* WORK ORDER:
Word for word, the records below are to be set down again.

* INPUT FOR THIS TASK:
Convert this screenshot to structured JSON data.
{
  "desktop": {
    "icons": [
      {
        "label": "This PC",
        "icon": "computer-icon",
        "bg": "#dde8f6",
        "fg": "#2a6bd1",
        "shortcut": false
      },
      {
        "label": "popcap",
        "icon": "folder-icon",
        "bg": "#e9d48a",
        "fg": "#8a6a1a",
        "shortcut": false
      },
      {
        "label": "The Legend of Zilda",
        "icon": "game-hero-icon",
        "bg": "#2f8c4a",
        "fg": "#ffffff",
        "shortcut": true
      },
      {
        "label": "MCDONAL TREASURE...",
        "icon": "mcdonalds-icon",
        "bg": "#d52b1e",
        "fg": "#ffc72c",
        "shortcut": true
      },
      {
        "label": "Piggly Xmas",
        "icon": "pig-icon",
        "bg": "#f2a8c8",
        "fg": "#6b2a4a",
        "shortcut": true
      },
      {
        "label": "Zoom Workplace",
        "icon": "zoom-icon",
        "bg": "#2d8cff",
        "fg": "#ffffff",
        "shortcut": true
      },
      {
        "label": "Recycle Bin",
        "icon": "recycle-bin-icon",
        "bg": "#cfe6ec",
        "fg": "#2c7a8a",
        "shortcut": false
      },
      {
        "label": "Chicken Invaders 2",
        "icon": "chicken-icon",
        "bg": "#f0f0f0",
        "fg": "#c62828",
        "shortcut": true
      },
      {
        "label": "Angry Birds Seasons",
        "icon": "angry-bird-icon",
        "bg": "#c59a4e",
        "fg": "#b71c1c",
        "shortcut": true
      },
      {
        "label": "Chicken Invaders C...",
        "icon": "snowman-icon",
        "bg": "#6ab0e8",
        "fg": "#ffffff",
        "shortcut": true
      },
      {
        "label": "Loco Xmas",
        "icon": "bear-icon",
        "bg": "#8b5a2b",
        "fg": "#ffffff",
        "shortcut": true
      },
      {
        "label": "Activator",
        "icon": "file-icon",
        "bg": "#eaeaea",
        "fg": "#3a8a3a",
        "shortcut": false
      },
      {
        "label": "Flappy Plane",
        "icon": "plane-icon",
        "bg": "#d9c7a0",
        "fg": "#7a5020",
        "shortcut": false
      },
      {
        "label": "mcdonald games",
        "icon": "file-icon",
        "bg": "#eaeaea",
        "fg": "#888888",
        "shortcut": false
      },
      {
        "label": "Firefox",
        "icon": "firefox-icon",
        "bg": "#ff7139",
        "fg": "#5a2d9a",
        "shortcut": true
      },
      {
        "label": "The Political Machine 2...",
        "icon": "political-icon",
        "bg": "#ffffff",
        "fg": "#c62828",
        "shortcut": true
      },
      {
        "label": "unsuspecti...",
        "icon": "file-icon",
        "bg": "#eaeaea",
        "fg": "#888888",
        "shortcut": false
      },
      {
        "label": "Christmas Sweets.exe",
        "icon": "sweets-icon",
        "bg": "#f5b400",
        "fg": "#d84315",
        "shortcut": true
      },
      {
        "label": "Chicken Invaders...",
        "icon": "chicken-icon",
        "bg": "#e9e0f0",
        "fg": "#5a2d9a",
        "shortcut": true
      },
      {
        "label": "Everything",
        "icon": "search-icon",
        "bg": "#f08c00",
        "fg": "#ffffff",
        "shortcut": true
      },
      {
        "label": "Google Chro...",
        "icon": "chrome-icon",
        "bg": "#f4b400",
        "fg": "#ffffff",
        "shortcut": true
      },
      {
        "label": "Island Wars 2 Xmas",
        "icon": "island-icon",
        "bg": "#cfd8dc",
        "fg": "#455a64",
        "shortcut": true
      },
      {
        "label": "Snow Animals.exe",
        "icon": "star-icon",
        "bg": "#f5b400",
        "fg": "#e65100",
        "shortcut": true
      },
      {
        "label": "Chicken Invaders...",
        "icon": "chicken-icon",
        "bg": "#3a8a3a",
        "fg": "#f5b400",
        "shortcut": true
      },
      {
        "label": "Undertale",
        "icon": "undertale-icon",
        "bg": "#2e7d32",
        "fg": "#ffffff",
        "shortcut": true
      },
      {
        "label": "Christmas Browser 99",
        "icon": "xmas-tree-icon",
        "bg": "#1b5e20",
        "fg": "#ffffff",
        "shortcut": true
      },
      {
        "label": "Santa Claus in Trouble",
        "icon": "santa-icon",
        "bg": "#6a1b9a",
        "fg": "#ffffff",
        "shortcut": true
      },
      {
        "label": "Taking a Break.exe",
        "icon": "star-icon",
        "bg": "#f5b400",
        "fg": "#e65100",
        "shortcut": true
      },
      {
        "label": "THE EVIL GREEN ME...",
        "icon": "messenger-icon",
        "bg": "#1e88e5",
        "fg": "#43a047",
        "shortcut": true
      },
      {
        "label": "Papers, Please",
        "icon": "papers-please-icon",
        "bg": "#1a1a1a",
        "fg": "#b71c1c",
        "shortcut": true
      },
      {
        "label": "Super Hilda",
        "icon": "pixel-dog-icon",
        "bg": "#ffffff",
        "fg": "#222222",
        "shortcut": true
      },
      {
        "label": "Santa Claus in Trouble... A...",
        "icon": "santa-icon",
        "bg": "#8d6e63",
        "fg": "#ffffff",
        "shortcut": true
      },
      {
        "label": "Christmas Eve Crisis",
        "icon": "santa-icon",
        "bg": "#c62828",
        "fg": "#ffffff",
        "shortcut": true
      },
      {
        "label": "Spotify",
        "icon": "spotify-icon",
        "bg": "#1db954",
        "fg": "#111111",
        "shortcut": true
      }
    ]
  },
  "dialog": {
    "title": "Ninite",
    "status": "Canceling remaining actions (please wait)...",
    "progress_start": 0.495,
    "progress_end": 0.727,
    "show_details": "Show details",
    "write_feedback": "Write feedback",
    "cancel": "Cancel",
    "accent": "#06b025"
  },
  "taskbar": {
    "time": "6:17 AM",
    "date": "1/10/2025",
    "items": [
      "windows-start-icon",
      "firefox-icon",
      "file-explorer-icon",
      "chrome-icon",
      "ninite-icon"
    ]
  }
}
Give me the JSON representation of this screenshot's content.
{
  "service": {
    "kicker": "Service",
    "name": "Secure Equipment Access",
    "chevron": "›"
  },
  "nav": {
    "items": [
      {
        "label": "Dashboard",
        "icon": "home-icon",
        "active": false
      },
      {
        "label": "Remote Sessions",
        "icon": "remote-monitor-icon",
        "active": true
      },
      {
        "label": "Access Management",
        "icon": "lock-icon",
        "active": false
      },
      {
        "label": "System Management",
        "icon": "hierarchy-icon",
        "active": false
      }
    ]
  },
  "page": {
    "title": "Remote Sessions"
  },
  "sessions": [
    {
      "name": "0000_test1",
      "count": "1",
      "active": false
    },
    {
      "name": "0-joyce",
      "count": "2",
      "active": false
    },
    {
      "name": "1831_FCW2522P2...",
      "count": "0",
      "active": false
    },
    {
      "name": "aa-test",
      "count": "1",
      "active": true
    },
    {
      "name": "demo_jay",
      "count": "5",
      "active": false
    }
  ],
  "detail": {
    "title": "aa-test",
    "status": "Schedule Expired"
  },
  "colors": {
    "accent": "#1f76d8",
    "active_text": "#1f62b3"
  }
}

* EXERCISE SOLUTION:
Convert this screenshot to structured JSON data.
{
  "desktop": {
    "icons": [
      {
        "label": "This PC",
        "icon": "computer-icon",
        "bg": "#dde8f6",
        "fg": "#2a6bd1",
        "shortcut": false
      },
      {
        "label": "popcap",
        "icon": "folder-icon",
        "bg": "#e9d48a",
        "fg": "#8a6a1a",
        "shortcut": false
      },
      {
        "label": "The Legend of Zilda",
        "icon": "game-hero-icon",
        "bg": "#2f8c4a",
        "fg": "#ffffff",
        "shortcut": true
      },
      {
        "label": "MCDONAL TREASURE...",
        "icon": "mcdonalds-icon",
        "bg": "#d52b1e",
        "fg": "#ffc72c",
        "shortcut": true
      },
      {
        "label": "Piggly Xmas",
        "icon": "pig-icon",
        "bg": "#f2a8c8",
        "fg": "#6b2a4a",
        "shortcut": true
      },
      {
        "label": "Zoom Workplace",
        "icon": "zoom-icon",
        "bg": "#2d8cff",
        "fg": "#ffffff",
        "shortcut": true
      },
      {
        "label": "Recycle Bin",
        "icon": "recycle-bin-icon",
        "bg": "#cfe6ec",
        "fg": "#2c7a8a",
        "shortcut": false
      },
      {
        "label": "Chicken Invaders 2",
        "icon": "chicken-icon",
        "bg": "#f0f0f0",
        "fg": "#c62828",
        "shortcut": true
      },
      {
        "label": "Angry Birds Seasons",
        "icon": "angry-bird-icon",
        "bg": "#c59a4e",
        "fg": "#b71c1c",
        "shortcut": true
      },
      {
        "label": "Chicken Invaders C...",
        "icon": "snowman-icon",
        "bg": "#6ab0e8",
        "fg": "#ffffff",
        "shortcut": true
      },
      {
        "label": "Loco Xmas",
        "icon": "bear-icon",
        "bg": "#8b5a2b",
        "fg": "#ffffff",
        "shortcut": true
      },
      {
        "label": "Activator",
        "icon": "file-icon",
        "bg": "#eaeaea",
        "fg": "#3a8a3a",
        "shortcut": false
      },
      {
        "label": "Flappy Plane",
        "icon": "plane-icon",
        "bg": "#d9c7a0",
        "fg": "#7a5020",
        "shortcut": false
      },
      {
        "label": "mcdonald games",
        "icon": "file-icon",
        "bg": "#eaeaea",
        "fg": "#888888",
        "shortcut": false
      },
      {
        "label": "Firefox",
        "icon": "firefox-icon",
        "bg": "#ff7139",
        "fg": "#5a2d9a",
        "shortcut": true
      },
      {
        "label": "The Political Machine 2...",
        "icon": "political-icon",
        "bg": "#ffffff",
        "fg": "#c62828",
        "shortcut": true
      },
      {
        "label": "unsuspecti...",
        "icon": "file-icon",
        "bg": "#eaeaea",
        "fg": "#888888",
        "shortcut": false
      },
      {
        "label": "Christmas Sweets.exe",
        "icon": "sweets-icon",
        "bg": "#f5b400",
        "fg": "#d84315",
        "shortcut": true
      },
      {
        "label": "Chicken Invaders...",
        "icon": "chicken-icon",
        "bg": "#e9e0f0",
        "fg": "#5a2d9a",
        "shortcut": true
      },
      {
        "label": "Everything",
        "icon": "search-icon",
        "bg": "#f08c00",
        "fg": "#ffffff",
        "shortcut": true
      },
      {
        "label": "Google Chro...",
        "icon": "chrome-icon",
        "bg": "#f4b400",
        "fg": "#ffffff",
        "shortcut": true
      },
      {
        "label": "Island Wars 2 Xmas",
        "icon": "island-icon",
        "bg": "#cfd8dc",
        "fg": "#455a64",
        "shortcut": true
      },
      {
        "label": "Snow Animals.exe",
        "icon": "star-icon",
        "bg": "#f5b400",
        "fg": "#e65100",
        "shortcut": true
      },
      {
        "label": "Chicken Invaders...",
        "icon": "chicken-icon",
        "bg": "#3a8a3a",
        "fg": "#f5b400",
        "shortcut": true
      },
      {
        "label": "Undertale",
        "icon": "undertale-icon",
        "bg": "#2e7d32",
        "fg": "#ffffff",
        "shortcut": true
      },
      {
        "label": "Christmas Browser 99",
        "icon": "xmas-tree-icon",
        "bg": "#1b5e20",
        "fg": "#ffffff",
        "shortcut": true
      },
      {
        "label": "Santa Claus in Trouble",
        "icon": "santa-icon",
        "bg": "#6a1b9a",
        "fg": "#ffffff",
        "shortcut": true
      },
      {
        "label": "Taking a Break.exe",
        "icon": "star-icon",
        "bg": "#f5b400",
        "fg": "#e65100",
        "shortcut": true
      },
      {
        "label": "THE EVIL GREEN ME...",
        "icon": "messenger-icon",
        "bg": "#1e88e5",
        "fg": "#43a047",
        "shortcut": true
      },
      {
        "label": "Papers, Please",
        "icon": "papers-please-icon",
        "bg": "#1a1a1a",
        "fg": "#b71c1c",
        "shortcut": true
      },
      {
        "label": "Super Hilda",
        "icon": "pixel-dog-icon",
        "bg": "#ffffff",
        "fg": "#222222",
        "shortcut": true
      },
      {
        "label": "Santa Claus in Trouble... A...",
        "icon": "santa-icon",
        "bg": "#8d6e63",
        "fg": "#ffffff",
        "shortcut": true
      },
      {
        "label": "Christmas Eve Crisis",
        "icon": "santa-icon",
        "bg": "#c62828",
        "fg": "#ffffff",
        "shortcut": true
      },
      {
        "label": "Spotify",
        "icon": "spotify-icon",
        "bg": "#1db954",
        "fg": "#111111",
        "shortcut": true
      }
    ]
  },
  "dialog": {
    "title": "Ninite",
    "status": "Canceling remaining actions (please wait)...",
    "progress_start": 0.495,
    "progress_end": 0.727,
    "show_details": "Show details",
    "write_feedback": "Write feedback",
    "cancel": "Cancel",
    "accent": "#06b025"
  },
  "taskbar": {
    "time": "6:17 AM",
    "date": "1/10/2025",
    "items": [
      "windows-start-icon",
      "firefox-icon",
      "file-explorer-icon",
      "chrome-icon",
      "ninite-icon"
    ]
  }
}
Give me the JSON representation of this screenshot's content.
{
  "service": {
    "kicker": "Service",
    "name": "Secure Equipment Access",
    "chevron": "›"
  },
  "nav": {
    "items": [
      {
        "label": "Dashboard",
        "icon": "home-icon",
        "active": false
      },
      {
        "label": "Remote Sessions",
        "icon": "remote-monitor-icon",
        "active": true
      },
      {
        "label": "Access Management",
        "icon": "lock-icon",
        "active": false
      },
      {
        "label": "System Management",
        "icon": "hierarchy-icon",
        "active": false
      }
    ]
  },
  "page": {
    "title": "Remote Sessions"
  },
  "sessions": [
    {
      "name": "0000_test1",
      "count": "1",
      "active": false
    },
    {
      "name": "0-joyce",
      "count": "2",
      "active": false
    },
    {
      "name": "1831_FCW2522P2...",
      "count": "0",
      "active": false
    },
    {
      "name": "aa-test",
      "count": "1",
      "active": true
    },
    {
      "name": "demo_jay",
      "count": "5",
      "active": false
    }
  ],
  "detail": {
    "title": "aa-test",
    "status": "Schedule Expired"
  },
  "colors": {
    "accent": "#1f76d8",
    "active_text": "#1f62b3"
  }
}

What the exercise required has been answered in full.